» **What is being asked**
Below are entries to return in full. Keep each one exact.

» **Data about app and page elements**
╔══
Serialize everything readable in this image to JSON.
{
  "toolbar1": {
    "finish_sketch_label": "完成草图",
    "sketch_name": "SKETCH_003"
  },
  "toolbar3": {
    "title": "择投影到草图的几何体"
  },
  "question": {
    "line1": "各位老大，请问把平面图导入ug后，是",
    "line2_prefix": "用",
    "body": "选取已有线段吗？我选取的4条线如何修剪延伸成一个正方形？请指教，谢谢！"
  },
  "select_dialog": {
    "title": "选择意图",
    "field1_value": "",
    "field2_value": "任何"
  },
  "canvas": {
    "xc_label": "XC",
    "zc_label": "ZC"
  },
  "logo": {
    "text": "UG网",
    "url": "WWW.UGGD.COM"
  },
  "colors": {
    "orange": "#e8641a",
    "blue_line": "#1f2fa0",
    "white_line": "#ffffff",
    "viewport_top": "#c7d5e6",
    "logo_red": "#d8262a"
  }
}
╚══
» **Task result**
Serialize everything readable in this image to JSON.
{
  "toolbar1": {
    "finish_sketch_label": "完成草图",
    "sketch_name": "SKETCH_003"
  },
  "toolbar3": {
    "title": "择投影到草图的几何体"
  },
  "question": {
    "line1": "各位老大，请问把平面图导入ug后，是",
    "line2_prefix": "用",
    "body": "选取已有线段吗？我选取的4条线如何修剪延伸成一个正方形？请指教，谢谢！"
  },
  "select_dialog": {
    "title": "选择意图",
    "field1_value": "",
    "field2_value": "任何"
  },
  "canvas": {
    "xc_label": "XC",
    "zc_label": "ZC"
  },
  "logo": {
    "text": "UG网",
    "url": "WWW.UGGD.COM"
  },
  "colors": {
    "orange": "#e8641a",
    "blue_line": "#1f2fa0",
    "white_line": "#ffffff",
    "viewport_top": "#c7d5e6",
    "logo_red": "#d8262a"
  }
}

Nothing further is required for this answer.